#### [Material supplied]
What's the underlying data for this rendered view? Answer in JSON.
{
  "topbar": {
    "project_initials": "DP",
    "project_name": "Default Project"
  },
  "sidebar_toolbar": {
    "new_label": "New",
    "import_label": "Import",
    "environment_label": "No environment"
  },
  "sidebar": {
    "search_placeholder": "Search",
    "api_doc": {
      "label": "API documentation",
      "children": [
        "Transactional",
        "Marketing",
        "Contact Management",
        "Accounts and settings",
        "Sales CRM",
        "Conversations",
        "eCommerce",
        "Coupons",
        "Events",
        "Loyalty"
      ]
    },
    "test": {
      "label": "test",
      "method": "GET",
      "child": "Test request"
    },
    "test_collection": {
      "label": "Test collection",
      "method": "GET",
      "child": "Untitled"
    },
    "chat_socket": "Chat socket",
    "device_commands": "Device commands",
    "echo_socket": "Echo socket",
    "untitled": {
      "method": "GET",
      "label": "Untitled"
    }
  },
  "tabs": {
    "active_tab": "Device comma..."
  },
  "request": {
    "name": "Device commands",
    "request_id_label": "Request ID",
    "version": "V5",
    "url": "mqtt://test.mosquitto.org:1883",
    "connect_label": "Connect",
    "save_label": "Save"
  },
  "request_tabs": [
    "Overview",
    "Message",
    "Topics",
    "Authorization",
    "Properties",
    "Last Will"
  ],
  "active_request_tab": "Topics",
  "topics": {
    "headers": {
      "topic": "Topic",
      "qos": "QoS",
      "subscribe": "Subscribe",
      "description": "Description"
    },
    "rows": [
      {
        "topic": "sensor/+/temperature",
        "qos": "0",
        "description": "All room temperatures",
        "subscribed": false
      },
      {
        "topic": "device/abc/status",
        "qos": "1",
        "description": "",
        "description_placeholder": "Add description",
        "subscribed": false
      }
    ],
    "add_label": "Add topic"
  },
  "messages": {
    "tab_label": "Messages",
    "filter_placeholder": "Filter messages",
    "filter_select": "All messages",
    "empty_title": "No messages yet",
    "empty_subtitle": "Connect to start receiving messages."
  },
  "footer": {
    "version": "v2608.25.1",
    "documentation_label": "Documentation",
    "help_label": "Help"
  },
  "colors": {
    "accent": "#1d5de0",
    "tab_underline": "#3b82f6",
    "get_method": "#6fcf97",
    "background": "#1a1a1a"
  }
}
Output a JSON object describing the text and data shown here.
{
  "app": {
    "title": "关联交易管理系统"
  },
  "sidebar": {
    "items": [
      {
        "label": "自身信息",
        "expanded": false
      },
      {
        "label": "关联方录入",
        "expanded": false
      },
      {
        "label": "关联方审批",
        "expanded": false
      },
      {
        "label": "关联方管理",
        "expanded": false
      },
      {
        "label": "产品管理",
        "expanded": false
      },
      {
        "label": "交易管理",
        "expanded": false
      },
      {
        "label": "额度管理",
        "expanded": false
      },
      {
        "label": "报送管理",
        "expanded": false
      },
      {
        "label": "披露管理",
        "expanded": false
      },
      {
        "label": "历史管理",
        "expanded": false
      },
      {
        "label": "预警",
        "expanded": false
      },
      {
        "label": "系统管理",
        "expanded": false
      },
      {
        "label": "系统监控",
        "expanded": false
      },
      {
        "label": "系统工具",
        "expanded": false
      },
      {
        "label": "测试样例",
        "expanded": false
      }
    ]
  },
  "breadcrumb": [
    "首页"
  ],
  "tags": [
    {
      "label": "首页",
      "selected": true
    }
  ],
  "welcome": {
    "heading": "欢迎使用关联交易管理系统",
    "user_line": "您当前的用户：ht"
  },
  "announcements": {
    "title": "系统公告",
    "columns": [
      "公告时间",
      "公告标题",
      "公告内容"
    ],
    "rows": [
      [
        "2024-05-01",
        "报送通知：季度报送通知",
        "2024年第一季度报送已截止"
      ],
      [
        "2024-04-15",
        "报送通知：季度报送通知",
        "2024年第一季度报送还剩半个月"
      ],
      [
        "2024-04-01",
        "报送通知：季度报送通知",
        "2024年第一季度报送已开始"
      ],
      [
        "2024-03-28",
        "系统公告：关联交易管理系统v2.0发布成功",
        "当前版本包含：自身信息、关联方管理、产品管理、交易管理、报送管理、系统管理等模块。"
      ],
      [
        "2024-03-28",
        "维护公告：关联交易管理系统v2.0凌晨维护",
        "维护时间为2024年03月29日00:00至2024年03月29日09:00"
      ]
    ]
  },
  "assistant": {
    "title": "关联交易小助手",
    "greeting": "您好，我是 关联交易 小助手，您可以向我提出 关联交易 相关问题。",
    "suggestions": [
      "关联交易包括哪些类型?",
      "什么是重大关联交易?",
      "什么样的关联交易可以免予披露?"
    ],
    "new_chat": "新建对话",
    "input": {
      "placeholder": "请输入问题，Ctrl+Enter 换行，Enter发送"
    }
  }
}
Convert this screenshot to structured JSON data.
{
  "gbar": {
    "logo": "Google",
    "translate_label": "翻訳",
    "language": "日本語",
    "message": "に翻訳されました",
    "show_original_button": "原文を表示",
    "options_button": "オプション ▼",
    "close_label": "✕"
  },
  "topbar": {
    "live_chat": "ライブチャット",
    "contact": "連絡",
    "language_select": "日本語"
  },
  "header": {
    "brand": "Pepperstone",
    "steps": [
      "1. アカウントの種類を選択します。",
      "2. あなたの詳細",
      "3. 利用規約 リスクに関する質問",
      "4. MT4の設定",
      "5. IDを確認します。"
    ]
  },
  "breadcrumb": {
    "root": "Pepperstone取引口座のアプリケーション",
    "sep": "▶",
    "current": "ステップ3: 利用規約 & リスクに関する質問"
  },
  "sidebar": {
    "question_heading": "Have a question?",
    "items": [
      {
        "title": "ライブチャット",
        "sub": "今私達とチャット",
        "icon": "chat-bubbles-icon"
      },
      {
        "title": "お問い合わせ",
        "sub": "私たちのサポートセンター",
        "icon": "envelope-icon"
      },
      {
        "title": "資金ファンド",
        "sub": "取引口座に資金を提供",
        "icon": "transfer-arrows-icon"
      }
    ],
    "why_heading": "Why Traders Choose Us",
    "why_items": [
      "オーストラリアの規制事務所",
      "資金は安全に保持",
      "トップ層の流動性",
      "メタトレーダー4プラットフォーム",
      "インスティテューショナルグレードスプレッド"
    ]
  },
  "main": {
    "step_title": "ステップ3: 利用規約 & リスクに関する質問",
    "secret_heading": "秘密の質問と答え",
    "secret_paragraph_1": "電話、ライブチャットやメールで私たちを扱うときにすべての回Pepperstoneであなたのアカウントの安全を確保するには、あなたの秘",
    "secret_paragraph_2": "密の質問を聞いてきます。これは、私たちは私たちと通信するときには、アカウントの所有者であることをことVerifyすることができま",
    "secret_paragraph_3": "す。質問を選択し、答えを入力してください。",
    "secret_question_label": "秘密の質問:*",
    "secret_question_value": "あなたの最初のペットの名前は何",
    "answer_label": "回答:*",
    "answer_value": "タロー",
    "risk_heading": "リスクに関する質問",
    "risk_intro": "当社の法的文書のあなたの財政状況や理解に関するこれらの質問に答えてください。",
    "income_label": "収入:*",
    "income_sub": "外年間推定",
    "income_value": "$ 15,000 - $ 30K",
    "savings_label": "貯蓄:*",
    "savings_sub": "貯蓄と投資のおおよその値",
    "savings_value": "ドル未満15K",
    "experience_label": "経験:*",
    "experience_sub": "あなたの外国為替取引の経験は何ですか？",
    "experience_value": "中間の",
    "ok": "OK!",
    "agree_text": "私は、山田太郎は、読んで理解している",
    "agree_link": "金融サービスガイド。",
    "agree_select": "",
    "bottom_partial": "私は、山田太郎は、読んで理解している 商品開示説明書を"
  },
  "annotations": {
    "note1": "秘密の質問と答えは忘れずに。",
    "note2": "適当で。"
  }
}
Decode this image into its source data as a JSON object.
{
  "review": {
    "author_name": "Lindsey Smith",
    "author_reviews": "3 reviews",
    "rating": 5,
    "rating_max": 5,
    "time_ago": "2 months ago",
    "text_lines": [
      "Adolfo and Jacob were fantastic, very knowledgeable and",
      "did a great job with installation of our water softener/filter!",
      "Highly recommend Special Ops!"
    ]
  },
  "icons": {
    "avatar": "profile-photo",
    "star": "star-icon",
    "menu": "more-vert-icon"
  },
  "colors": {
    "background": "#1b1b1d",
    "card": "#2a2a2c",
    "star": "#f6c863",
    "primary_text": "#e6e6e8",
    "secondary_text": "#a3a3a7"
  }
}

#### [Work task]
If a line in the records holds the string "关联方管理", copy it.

#### [Finished task]
        "label": "关联方管理",
        "当前版本包含：自身信息、关联方管理、产品管理、交易管理、报送管理、系统管理等模块。"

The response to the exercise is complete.